- **TASK OBJECTIVE**
Nothing but the text of the listing, repeated exactly, belongs in the answer; leave the images out.

- **DATA SHOWN**
+ + +
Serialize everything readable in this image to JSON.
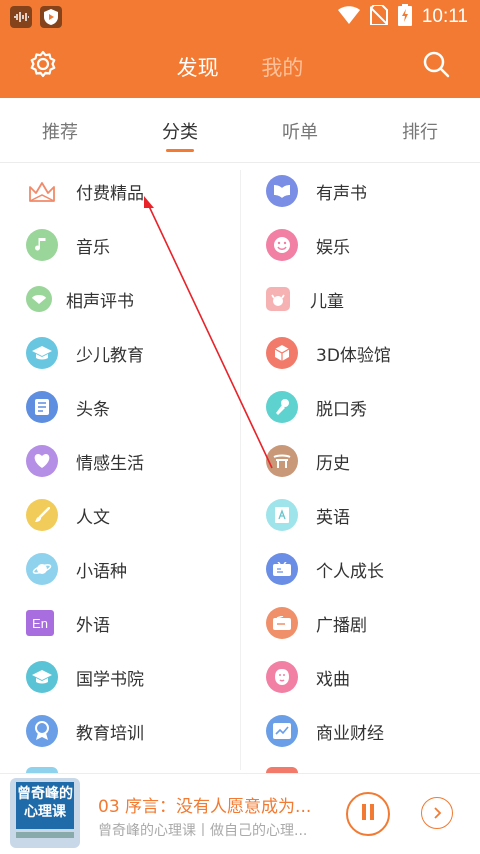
{
  "status_bar": {
    "time": "10:11"
  },
  "header": {
    "settings_icon": "gear-icon",
    "search_icon": "search-icon",
    "tab_discover": "发现",
    "tab_mine": "我的"
  },
  "subtabs": [
    "推荐",
    "分类",
    "听单",
    "排行"
  ],
  "subtab_active": "分类",
  "categories_left": [
    "付费精品",
    "音乐",
    "相声评书",
    "少儿教育",
    "头条",
    "情感生活",
    "人文",
    "小语种",
    "外语",
    "国学书院",
    "教育培训"
  ],
  "categories_right": [
    "有声书",
    "娱乐",
    "儿童",
    "3D体验馆",
    "脱口秀",
    "历史",
    "英语",
    "个人成长",
    "广播剧",
    "戏曲",
    "商业财经"
  ],
  "player": {
    "cover_text": "曾奇峰的心理课",
    "track_title": "03 序言：没有人愿意成为...",
    "track_subtitle": "曾奇峰的心理课丨做自己的心理..."
  },
  "colors": {
    "accent": "#f27a32"
  }
}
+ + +
- **OUTPUT OF THE TASK**
Serialize everything readable in this image to JSON.
{
  "status_bar": {
    "time": "10:11"
  },
  "header": {
    "settings_icon": "gear-icon",
    "search_icon": "search-icon",
    "tab_discover": "发现",
    "tab_mine": "我的"
  },
  "subtabs": [
    "推荐",
    "分类",
    "听单",
    "排行"
  ],
  "subtab_active": "分类",
  "categories_left": [
    "付费精品",
    "音乐",
    "相声评书",
    "少儿教育",
    "头条",
    "情感生活",
    "人文",
    "小语种",
    "外语",
    "国学书院",
    "教育培训"
  ],
  "categories_right": [
    "有声书",
    "娱乐",
    "儿童",
    "3D体验馆",
    "脱口秀",
    "历史",
    "英语",
    "个人成长",
    "广播剧",
    "戏曲",
    "商业财经"
  ],
  "player": {
    "cover_text": "曾奇峰的心理课",
    "track_title": "03 序言：没有人愿意成为...",
    "track_subtitle": "曾奇峰的心理课丨做自己的心理..."
  },
  "colors": {
    "accent": "#f27a32"
  }
}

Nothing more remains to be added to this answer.